Identifying differences in the relative importance of risk factors in sub-groups can be informative – as is evident from the few previous studies using this analytical approach (Lazcano-Ponce et al, 2001; Molano et al, 2002; Anh et al, 2003). We undertook age- and smear-stratified analyses because these were the most important risk factors, and they interacted, suggesting that the relative contribution of hrHPV infection, and other factors, in the aetiology of cytological abnormalities differs by age.
This study was nested within the TOMBOLA trial (ISRCTN 34841617). TOMBOLA is funded by the Medical Research Council and the NHS in England and Scotland. The TOMBOLA group comprises Grant-holders and Staff in clinical sites and coordinating centres.

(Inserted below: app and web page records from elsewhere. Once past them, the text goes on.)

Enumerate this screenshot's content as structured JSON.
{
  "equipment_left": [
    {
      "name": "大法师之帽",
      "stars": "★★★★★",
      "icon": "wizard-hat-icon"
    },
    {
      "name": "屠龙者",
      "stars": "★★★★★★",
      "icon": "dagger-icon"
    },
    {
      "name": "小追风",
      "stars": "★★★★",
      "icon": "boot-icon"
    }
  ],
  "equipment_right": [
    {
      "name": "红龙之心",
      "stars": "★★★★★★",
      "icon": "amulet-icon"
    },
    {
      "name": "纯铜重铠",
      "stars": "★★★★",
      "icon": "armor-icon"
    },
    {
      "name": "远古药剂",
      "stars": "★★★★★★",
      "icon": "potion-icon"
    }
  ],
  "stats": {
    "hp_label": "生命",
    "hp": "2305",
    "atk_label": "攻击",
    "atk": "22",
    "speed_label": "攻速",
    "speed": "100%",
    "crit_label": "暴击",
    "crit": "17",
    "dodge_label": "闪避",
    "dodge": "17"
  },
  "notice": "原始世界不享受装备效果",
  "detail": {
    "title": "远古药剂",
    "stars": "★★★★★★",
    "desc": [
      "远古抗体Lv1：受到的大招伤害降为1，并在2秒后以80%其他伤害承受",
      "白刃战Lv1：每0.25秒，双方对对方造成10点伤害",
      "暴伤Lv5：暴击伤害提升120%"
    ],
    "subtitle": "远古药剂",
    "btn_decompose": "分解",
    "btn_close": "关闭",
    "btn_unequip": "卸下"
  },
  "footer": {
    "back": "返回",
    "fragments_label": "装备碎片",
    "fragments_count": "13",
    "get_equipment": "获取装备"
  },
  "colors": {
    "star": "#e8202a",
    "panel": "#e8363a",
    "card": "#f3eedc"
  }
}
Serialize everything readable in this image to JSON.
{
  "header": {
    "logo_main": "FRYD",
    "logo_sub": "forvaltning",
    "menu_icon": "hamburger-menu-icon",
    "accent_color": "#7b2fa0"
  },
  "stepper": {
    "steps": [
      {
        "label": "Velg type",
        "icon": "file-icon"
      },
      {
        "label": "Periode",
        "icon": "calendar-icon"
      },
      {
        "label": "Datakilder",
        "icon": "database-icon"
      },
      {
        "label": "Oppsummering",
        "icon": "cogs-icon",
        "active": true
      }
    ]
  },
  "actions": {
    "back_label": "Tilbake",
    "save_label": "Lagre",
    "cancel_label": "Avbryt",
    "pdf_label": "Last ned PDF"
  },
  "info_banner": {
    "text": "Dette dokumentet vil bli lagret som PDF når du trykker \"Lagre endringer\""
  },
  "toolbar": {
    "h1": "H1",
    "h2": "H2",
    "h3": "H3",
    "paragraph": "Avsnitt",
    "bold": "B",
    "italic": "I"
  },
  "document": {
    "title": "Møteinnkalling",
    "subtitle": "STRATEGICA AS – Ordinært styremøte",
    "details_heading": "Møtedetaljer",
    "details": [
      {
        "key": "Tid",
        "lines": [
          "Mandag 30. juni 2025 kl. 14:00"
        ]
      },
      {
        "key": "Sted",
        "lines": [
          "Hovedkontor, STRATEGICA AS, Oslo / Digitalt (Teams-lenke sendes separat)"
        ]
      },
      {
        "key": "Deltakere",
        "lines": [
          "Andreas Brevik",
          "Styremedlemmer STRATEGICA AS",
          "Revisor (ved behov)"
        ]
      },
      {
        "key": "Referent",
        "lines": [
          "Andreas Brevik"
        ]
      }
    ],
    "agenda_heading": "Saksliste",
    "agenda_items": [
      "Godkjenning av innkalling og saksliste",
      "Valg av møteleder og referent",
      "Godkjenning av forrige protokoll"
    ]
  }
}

Grant holders: Current: Mark Avis, Maggie Cruickshank, Ian Duncan, Rob Hammond, David Jenkins, Jane Johnson, Julian Little (Former Principal Investigator), Graeme Murray, Keith Neal, David Parkin, Alistair Robertson, Ian Russell, Rashmi Seth, Linda Sharp, Louise Smart, Leslie Walker, Norman Waugh (Current Principal Investigator) and Dave Whynes. Former: Claire Chilvers, Katherine Fielding, Eric Walker. Staff in clinical sites and co-ordinating centres: Grampian: Breda Anthony, Sarah Bell, Massoud Boroujerdi, Adrienne Bowie, Katrina Brown, Joe Brown, Keng Chew, Claire Cochran, Seonaidh Cotton, Jeannie Dean, Kate Dunn, Jane Edwards, David Evans, Julie Fenty, Al Finlayson, Marie Gallagher, Nicola Gray, Kirsten Harrild, Maureen Heddle, Alison Innes, Debbie Jobson, Jayne MacGregor, Sheona Mackenzie, Amanda Mackie, John Norrie, Ike Okorocha, Morag Reilly, Joan Rodgers, Alison Thornton, Rachel Yeats. Tayside: Lindyanne Alexander, Lindsey Buchanan, Susan Henderson, Tine Iterbeke, Susanneke Lucas, Gillian Manderson, Sheila Nicol, Gael Reid, Carol Robinson, Trish Sandilands. Nottingham: Marg Adrian, Ahmed Al-Sahab, Hazel Brook, Claire Bushby, Rita Cannon, Brenda Cooper, Ruth Dowell, Mark Dunderdale, Dr Gabrawi, Li Guo, Lisa Heideman, Steve Jones, Salli Lawson, Zoë Philips, Christopher Platt, Shaku Prabhakaran, John Rippin, Rose Thompson, Elizabeth Williams, Claire Woolley. We are grateful to John Rippin and Li Guo for technical assistance with running the HPV assays, and to Nicola Gray for help with editing the manuscript.